* What you are asked to do
Print the records below exactly as they appear.

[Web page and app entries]
*** Begin section ***

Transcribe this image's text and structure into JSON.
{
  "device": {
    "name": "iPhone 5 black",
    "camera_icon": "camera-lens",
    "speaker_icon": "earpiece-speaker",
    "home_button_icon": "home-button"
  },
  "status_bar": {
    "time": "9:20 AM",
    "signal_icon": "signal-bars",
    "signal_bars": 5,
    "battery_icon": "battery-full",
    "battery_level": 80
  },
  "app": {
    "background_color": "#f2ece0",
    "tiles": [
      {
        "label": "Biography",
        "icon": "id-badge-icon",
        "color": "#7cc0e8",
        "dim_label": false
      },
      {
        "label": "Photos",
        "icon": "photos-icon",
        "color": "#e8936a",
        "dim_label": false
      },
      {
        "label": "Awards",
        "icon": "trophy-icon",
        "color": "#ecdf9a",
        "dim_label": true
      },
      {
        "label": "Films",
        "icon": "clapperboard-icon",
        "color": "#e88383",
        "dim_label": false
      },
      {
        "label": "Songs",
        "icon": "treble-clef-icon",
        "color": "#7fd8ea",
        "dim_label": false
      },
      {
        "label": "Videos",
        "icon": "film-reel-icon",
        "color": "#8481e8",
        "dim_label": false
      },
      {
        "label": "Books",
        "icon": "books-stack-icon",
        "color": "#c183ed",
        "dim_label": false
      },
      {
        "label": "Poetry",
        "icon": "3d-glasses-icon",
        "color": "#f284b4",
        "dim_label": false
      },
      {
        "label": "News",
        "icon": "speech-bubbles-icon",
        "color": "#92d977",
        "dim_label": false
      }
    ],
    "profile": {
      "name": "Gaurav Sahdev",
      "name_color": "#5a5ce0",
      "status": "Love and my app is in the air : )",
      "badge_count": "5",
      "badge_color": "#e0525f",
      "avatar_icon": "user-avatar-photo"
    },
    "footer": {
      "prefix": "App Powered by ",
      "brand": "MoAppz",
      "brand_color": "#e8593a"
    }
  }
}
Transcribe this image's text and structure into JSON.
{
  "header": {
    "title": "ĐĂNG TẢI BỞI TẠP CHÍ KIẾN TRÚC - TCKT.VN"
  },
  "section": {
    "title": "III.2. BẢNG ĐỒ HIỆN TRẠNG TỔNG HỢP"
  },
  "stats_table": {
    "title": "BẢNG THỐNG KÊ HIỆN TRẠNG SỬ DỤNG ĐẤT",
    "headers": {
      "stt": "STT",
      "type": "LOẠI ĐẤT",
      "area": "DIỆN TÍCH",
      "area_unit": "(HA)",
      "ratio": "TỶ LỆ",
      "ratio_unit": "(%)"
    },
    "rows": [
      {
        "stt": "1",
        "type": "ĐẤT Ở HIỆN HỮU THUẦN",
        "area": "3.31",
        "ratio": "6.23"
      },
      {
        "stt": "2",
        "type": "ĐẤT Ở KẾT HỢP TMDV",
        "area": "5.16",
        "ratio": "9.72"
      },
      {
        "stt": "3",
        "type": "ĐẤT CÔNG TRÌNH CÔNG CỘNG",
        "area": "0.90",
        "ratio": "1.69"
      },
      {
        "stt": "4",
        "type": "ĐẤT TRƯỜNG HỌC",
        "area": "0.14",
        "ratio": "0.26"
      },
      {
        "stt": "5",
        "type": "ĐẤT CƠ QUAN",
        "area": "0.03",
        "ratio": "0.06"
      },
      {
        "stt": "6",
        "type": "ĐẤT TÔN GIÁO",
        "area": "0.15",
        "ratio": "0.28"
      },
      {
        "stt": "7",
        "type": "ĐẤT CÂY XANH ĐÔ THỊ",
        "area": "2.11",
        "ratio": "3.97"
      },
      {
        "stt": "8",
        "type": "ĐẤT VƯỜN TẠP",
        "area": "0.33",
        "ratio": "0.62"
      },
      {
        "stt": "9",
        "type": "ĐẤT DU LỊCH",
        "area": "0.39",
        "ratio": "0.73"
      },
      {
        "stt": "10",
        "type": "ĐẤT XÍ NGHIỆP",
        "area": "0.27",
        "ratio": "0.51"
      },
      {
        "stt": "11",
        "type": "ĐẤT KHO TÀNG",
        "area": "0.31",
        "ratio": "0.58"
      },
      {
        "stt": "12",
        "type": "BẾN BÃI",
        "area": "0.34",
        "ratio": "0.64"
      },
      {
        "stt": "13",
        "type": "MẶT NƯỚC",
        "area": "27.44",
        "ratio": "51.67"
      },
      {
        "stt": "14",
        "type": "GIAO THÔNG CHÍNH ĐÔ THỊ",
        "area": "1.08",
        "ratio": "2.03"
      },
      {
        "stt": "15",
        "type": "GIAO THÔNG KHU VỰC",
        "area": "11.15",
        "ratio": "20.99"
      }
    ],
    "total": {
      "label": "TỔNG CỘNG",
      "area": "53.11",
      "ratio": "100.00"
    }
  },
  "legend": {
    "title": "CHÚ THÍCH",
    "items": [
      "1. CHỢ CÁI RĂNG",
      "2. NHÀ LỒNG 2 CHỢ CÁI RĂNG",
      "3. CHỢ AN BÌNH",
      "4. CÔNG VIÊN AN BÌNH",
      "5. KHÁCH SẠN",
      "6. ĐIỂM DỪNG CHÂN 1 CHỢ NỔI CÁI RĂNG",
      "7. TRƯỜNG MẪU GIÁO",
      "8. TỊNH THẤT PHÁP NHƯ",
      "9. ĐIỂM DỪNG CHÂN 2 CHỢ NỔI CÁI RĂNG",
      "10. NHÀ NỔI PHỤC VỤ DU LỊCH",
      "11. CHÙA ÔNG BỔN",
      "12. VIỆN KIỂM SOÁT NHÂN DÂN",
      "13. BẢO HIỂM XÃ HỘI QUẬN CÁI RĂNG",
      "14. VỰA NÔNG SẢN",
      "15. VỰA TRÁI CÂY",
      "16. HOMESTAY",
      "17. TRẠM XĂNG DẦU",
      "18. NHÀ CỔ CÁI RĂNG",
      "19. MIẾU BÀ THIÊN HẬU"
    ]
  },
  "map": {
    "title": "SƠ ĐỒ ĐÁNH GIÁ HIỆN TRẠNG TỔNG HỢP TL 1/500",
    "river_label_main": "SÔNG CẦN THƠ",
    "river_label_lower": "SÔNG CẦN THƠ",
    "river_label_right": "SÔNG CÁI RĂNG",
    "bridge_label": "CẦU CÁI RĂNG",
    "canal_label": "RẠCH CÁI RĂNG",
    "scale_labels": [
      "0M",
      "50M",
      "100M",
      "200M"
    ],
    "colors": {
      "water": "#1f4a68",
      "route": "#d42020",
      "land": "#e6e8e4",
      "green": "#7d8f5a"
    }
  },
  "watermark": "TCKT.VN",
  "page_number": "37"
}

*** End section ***

* Expected answer
Transcribe this image's text and structure into JSON.
{
  "device": {
    "name": "iPhone 5 black",
    "camera_icon": "camera-lens",
    "speaker_icon": "earpiece-speaker",
    "home_button_icon": "home-button"
  },
  "status_bar": {
    "time": "9:20 AM",
    "signal_icon": "signal-bars",
    "signal_bars": 5,
    "battery_icon": "battery-full",
    "battery_level": 80
  },
  "app": {
    "background_color": "#f2ece0",
    "tiles": [
      {
        "label": "Biography",
        "icon": "id-badge-icon",
        "color": "#7cc0e8",
        "dim_label": false
      },
      {
        "label": "Photos",
        "icon": "photos-icon",
        "color": "#e8936a",
        "dim_label": false
      },
      {
        "label": "Awards",
        "icon": "trophy-icon",
        "color": "#ecdf9a",
        "dim_label": true
      },
      {
        "label": "Films",
        "icon": "clapperboard-icon",
        "color": "#e88383",
        "dim_label": false
      },
      {
        "label": "Songs",
        "icon": "treble-clef-icon",
        "color": "#7fd8ea",
        "dim_label": false
      },
      {
        "label": "Videos",
        "icon": "film-reel-icon",
        "color": "#8481e8",
        "dim_label": false
      },
      {
        "label": "Books",
        "icon": "books-stack-icon",
        "color": "#c183ed",
        "dim_label": false
      },
      {
        "label": "Poetry",
        "icon": "3d-glasses-icon",
        "color": "#f284b4",
        "dim_label": false
      },
      {
        "label": "News",
        "icon": "speech-bubbles-icon",
        "color": "#92d977",
        "dim_label": false
      }
    ],
    "profile": {
      "name": "Gaurav Sahdev",
      "name_color": "#5a5ce0",
      "status": "Love and my app is in the air : )",
      "badge_count": "5",
      "badge_color": "#e0525f",
      "avatar_icon": "user-avatar-photo"
    },
    "footer": {
      "prefix": "App Powered by ",
      "brand": "MoAppz",
      "brand_color": "#e8593a"
    }
  }
}
Transcribe this image's text and structure into JSON.
{
  "header": {
    "title": "ĐĂNG TẢI BỞI TẠP CHÍ KIẾN TRÚC - TCKT.VN"
  },
  "section": {
    "title": "III.2. BẢNG ĐỒ HIỆN TRẠNG TỔNG HỢP"
  },
  "stats_table": {
    "title": "BẢNG THỐNG KÊ HIỆN TRẠNG SỬ DỤNG ĐẤT",
    "headers": {
      "stt": "STT",
      "type": "LOẠI ĐẤT",
      "area": "DIỆN TÍCH",
      "area_unit": "(HA)",
      "ratio": "TỶ LỆ",
      "ratio_unit": "(%)"
    },
    "rows": [
      {
        "stt": "1",
        "type": "ĐẤT Ở HIỆN HỮU THUẦN",
        "area": "3.31",
        "ratio": "6.23"
      },
      {
        "stt": "2",
        "type": "ĐẤT Ở KẾT HỢP TMDV",
        "area": "5.16",
        "ratio": "9.72"
      },
      {
        "stt": "3",
        "type": "ĐẤT CÔNG TRÌNH CÔNG CỘNG",
        "area": "0.90",
        "ratio": "1.69"
      },
      {
        "stt": "4",
        "type": "ĐẤT TRƯỜNG HỌC",
        "area": "0.14",
        "ratio": "0.26"
      },
      {
        "stt": "5",
        "type": "ĐẤT CƠ QUAN",
        "area": "0.03",
        "ratio": "0.06"
      },
      {
        "stt": "6",
        "type": "ĐẤT TÔN GIÁO",
        "area": "0.15",
        "ratio": "0.28"
      },
      {
        "stt": "7",
        "type": "ĐẤT CÂY XANH ĐÔ THỊ",
        "area": "2.11",
        "ratio": "3.97"
      },
      {
        "stt": "8",
        "type": "ĐẤT VƯỜN TẠP",
        "area": "0.33",
        "ratio": "0.62"
      },
      {
        "stt": "9",
        "type": "ĐẤT DU LỊCH",
        "area": "0.39",
        "ratio": "0.73"
      },
      {
        "stt": "10",
        "type": "ĐẤT XÍ NGHIỆP",
        "area": "0.27",
        "ratio": "0.51"
      },
      {
        "stt": "11",
        "type": "ĐẤT KHO TÀNG",
        "area": "0.31",
        "ratio": "0.58"
      },
      {
        "stt": "12",
        "type": "BẾN BÃI",
        "area": "0.34",
        "ratio": "0.64"
      },
      {
        "stt": "13",
        "type": "MẶT NƯỚC",
        "area": "27.44",
        "ratio": "51.67"
      },
      {
        "stt": "14",
        "type": "GIAO THÔNG CHÍNH ĐÔ THỊ",
        "area": "1.08",
        "ratio": "2.03"
      },
      {
        "stt": "15",
        "type": "GIAO THÔNG KHU VỰC",
        "area": "11.15",
        "ratio": "20.99"
      }
    ],
    "total": {
      "label": "TỔNG CỘNG",
      "area": "53.11",
      "ratio": "100.00"
    }
  },
  "legend": {
    "title": "CHÚ THÍCH",
    "items": [
      "1. CHỢ CÁI RĂNG",
      "2. NHÀ LỒNG 2 CHỢ CÁI RĂNG",
      "3. CHỢ AN BÌNH",
      "4. CÔNG VIÊN AN BÌNH",
      "5. KHÁCH SẠN",
      "6. ĐIỂM DỪNG CHÂN 1 CHỢ NỔI CÁI RĂNG",
      "7. TRƯỜNG MẪU GIÁO",
      "8. TỊNH THẤT PHÁP NHƯ",
      "9. ĐIỂM DỪNG CHÂN 2 CHỢ NỔI CÁI RĂNG",
      "10. NHÀ NỔI PHỤC VỤ DU LỊCH",
      "11. CHÙA ÔNG BỔN",
      "12. VIỆN KIỂM SOÁT NHÂN DÂN",
      "13. BẢO HIỂM XÃ HỘI QUẬN CÁI RĂNG",
      "14. VỰA NÔNG SẢN",
      "15. VỰA TRÁI CÂY",
      "16. HOMESTAY",
      "17. TRẠM XĂNG DẦU",
      "18. NHÀ CỔ CÁI RĂNG",
      "19. MIẾU BÀ THIÊN HẬU"
    ]
  },
  "map": {
    "title": "SƠ ĐỒ ĐÁNH GIÁ HIỆN TRẠNG TỔNG HỢP TL 1/500",
    "river_label_main": "SÔNG CẦN THƠ",
    "river_label_lower": "SÔNG CẦN THƠ",
    "river_label_right": "SÔNG CÁI RĂNG",
    "bridge_label": "CẦU CÁI RĂNG",
    "canal_label": "RẠCH CÁI RĂNG",
    "scale_labels": [
      "0M",
      "50M",
      "100M",
      "200M"
    ],
    "colors": {
      "water": "#1f4a68",
      "route": "#d42020",
      "land": "#e6e8e4",
      "green": "#7d8f5a"
    }
  },
  "watermark": "TCKT.VN",
  "page_number": "37"
}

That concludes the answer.